# [Data records]
----------

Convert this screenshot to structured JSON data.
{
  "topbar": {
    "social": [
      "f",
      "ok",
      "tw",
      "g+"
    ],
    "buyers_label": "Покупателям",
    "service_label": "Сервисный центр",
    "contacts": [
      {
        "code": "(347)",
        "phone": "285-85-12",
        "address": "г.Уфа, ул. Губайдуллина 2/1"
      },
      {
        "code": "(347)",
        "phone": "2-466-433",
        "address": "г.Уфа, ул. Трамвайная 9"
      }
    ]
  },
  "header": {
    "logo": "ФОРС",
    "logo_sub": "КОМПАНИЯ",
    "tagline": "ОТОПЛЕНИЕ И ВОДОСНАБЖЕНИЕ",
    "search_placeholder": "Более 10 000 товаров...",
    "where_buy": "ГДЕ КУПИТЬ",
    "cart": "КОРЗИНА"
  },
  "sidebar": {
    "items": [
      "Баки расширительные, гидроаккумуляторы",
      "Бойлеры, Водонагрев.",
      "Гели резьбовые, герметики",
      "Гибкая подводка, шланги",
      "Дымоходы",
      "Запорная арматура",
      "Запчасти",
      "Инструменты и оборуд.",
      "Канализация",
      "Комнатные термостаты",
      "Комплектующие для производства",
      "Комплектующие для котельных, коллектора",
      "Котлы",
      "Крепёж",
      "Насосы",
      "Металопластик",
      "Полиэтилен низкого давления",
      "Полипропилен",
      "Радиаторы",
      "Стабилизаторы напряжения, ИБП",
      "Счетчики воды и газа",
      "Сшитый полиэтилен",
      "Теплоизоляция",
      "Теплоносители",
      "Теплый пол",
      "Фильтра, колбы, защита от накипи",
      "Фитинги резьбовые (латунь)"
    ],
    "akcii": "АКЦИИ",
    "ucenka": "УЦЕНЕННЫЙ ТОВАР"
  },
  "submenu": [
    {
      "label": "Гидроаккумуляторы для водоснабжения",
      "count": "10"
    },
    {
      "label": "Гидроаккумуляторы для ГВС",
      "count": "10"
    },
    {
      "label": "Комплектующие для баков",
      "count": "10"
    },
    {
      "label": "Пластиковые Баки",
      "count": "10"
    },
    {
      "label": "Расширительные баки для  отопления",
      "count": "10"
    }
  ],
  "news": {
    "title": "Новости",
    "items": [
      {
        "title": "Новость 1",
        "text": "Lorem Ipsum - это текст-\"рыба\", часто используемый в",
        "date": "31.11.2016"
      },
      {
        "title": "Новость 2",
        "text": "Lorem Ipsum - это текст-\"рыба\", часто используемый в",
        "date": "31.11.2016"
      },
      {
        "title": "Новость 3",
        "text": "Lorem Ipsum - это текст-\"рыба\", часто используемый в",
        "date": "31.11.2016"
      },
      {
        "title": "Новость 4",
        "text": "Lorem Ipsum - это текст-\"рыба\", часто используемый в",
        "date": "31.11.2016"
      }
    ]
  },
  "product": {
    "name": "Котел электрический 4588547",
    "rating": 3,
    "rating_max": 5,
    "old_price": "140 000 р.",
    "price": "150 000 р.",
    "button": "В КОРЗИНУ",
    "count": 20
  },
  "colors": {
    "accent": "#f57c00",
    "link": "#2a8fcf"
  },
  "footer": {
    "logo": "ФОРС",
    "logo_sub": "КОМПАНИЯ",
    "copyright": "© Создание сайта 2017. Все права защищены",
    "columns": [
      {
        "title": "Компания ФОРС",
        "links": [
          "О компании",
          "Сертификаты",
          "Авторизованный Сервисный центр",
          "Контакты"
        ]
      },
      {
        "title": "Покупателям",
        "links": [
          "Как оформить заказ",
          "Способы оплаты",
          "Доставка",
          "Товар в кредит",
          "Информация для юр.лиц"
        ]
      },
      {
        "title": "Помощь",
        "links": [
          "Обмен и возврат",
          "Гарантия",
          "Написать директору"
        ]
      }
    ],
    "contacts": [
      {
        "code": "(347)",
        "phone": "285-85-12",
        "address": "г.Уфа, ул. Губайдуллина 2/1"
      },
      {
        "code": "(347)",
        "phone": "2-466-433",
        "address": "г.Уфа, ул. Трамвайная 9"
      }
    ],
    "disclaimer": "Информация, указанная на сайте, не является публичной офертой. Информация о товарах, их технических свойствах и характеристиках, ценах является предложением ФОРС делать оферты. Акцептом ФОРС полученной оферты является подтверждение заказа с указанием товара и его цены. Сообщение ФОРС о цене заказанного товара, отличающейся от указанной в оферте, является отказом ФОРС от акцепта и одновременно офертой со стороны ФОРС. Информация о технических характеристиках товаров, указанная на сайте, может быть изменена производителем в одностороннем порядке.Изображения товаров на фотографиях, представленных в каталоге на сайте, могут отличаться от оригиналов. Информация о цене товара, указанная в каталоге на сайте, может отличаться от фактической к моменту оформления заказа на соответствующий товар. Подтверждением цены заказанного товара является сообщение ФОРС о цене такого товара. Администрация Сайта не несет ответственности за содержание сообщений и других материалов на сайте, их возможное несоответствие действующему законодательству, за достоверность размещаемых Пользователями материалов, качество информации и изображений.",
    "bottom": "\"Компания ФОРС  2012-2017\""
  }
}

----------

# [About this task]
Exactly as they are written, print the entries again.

# [Answer to the exercise]
Convert this screenshot to structured JSON data.
{
  "topbar": {
    "social": [
      "f",
      "ok",
      "tw",
      "g+"
    ],
    "buyers_label": "Покупателям",
    "service_label": "Сервисный центр",
    "contacts": [
      {
        "code": "(347)",
        "phone": "285-85-12",
        "address": "г.Уфа, ул. Губайдуллина 2/1"
      },
      {
        "code": "(347)",
        "phone": "2-466-433",
        "address": "г.Уфа, ул. Трамвайная 9"
      }
    ]
  },
  "header": {
    "logo": "ФОРС",
    "logo_sub": "КОМПАНИЯ",
    "tagline": "ОТОПЛЕНИЕ И ВОДОСНАБЖЕНИЕ",
    "search_placeholder": "Более 10 000 товаров...",
    "where_buy": "ГДЕ КУПИТЬ",
    "cart": "КОРЗИНА"
  },
  "sidebar": {
    "items": [
      "Баки расширительные, гидроаккумуляторы",
      "Бойлеры, Водонагрев.",
      "Гели резьбовые, герметики",
      "Гибкая подводка, шланги",
      "Дымоходы",
      "Запорная арматура",
      "Запчасти",
      "Инструменты и оборуд.",
      "Канализация",
      "Комнатные термостаты",
      "Комплектующие для производства",
      "Комплектующие для котельных, коллектора",
      "Котлы",
      "Крепёж",
      "Насосы",
      "Металопластик",
      "Полиэтилен низкого давления",
      "Полипропилен",
      "Радиаторы",
      "Стабилизаторы напряжения, ИБП",
      "Счетчики воды и газа",
      "Сшитый полиэтилен",
      "Теплоизоляция",
      "Теплоносители",
      "Теплый пол",
      "Фильтра, колбы, защита от накипи",
      "Фитинги резьбовые (латунь)"
    ],
    "akcii": "АКЦИИ",
    "ucenka": "УЦЕНЕННЫЙ ТОВАР"
  },
  "submenu": [
    {
      "label": "Гидроаккумуляторы для водоснабжения",
      "count": "10"
    },
    {
      "label": "Гидроаккумуляторы для ГВС",
      "count": "10"
    },
    {
      "label": "Комплектующие для баков",
      "count": "10"
    },
    {
      "label": "Пластиковые Баки",
      "count": "10"
    },
    {
      "label": "Расширительные баки для  отопления",
      "count": "10"
    }
  ],
  "news": {
    "title": "Новости",
    "items": [
      {
        "title": "Новость 1",
        "text": "Lorem Ipsum - это текст-\"рыба\", часто используемый в",
        "date": "31.11.2016"
      },
      {
        "title": "Новость 2",
        "text": "Lorem Ipsum - это текст-\"рыба\", часто используемый в",
        "date": "31.11.2016"
      },
      {
        "title": "Новость 3",
        "text": "Lorem Ipsum - это текст-\"рыба\", часто используемый в",
        "date": "31.11.2016"
      },
      {
        "title": "Новость 4",
        "text": "Lorem Ipsum - это текст-\"рыба\", часто используемый в",
        "date": "31.11.2016"
      }
    ]
  },
  "product": {
    "name": "Котел электрический 4588547",
    "rating": 3,
    "rating_max": 5,
    "old_price": "140 000 р.",
    "price": "150 000 р.",
    "button": "В КОРЗИНУ",
    "count": 20
  },
  "colors": {
    "accent": "#f57c00",
    "link": "#2a8fcf"
  },
  "footer": {
    "logo": "ФОРС",
    "logo_sub": "КОМПАНИЯ",
    "copyright": "© Создание сайта 2017. Все права защищены",
    "columns": [
      {
        "title": "Компания ФОРС",
        "links": [
          "О компании",
          "Сертификаты",
          "Авторизованный Сервисный центр",
          "Контакты"
        ]
      },
      {
        "title": "Покупателям",
        "links": [
          "Как оформить заказ",
          "Способы оплаты",
          "Доставка",
          "Товар в кредит",
          "Информация для юр.лиц"
        ]
      },
      {
        "title": "Помощь",
        "links": [
          "Обмен и возврат",
          "Гарантия",
          "Написать директору"
        ]
      }
    ],
    "contacts": [
      {
        "code": "(347)",
        "phone": "285-85-12",
        "address": "г.Уфа, ул. Губайдуллина 2/1"
      },
      {
        "code": "(347)",
        "phone": "2-466-433",
        "address": "г.Уфа, ул. Трамвайная 9"
      }
    ],
    "disclaimer": "Информация, указанная на сайте, не является публичной офертой. Информация о товарах, их технических свойствах и характеристиках, ценах является предложением ФОРС делать оферты. Акцептом ФОРС полученной оферты является подтверждение заказа с указанием товара и его цены. Сообщение ФОРС о цене заказанного товара, отличающейся от указанной в оферте, является отказом ФОРС от акцепта и одновременно офертой со стороны ФОРС. Информация о технических характеристиках товаров, указанная на сайте, может быть изменена производителем в одностороннем порядке.Изображения товаров на фотографиях, представленных в каталоге на сайте, могут отличаться от оригиналов. Информация о цене товара, указанная в каталоге на сайте, может отличаться от фактической к моменту оформления заказа на соответствующий товар. Подтверждением цены заказанного товара является сообщение ФОРС о цене такого товара. Администрация Сайта не несет ответственности за содержание сообщений и других материалов на сайте, их возможное несоответствие действующему законодательству, за достоверность размещаемых Пользователями материалов, качество информации и изображений.",
    "bottom": "\"Компания ФОРС  2012-2017\""
  }
}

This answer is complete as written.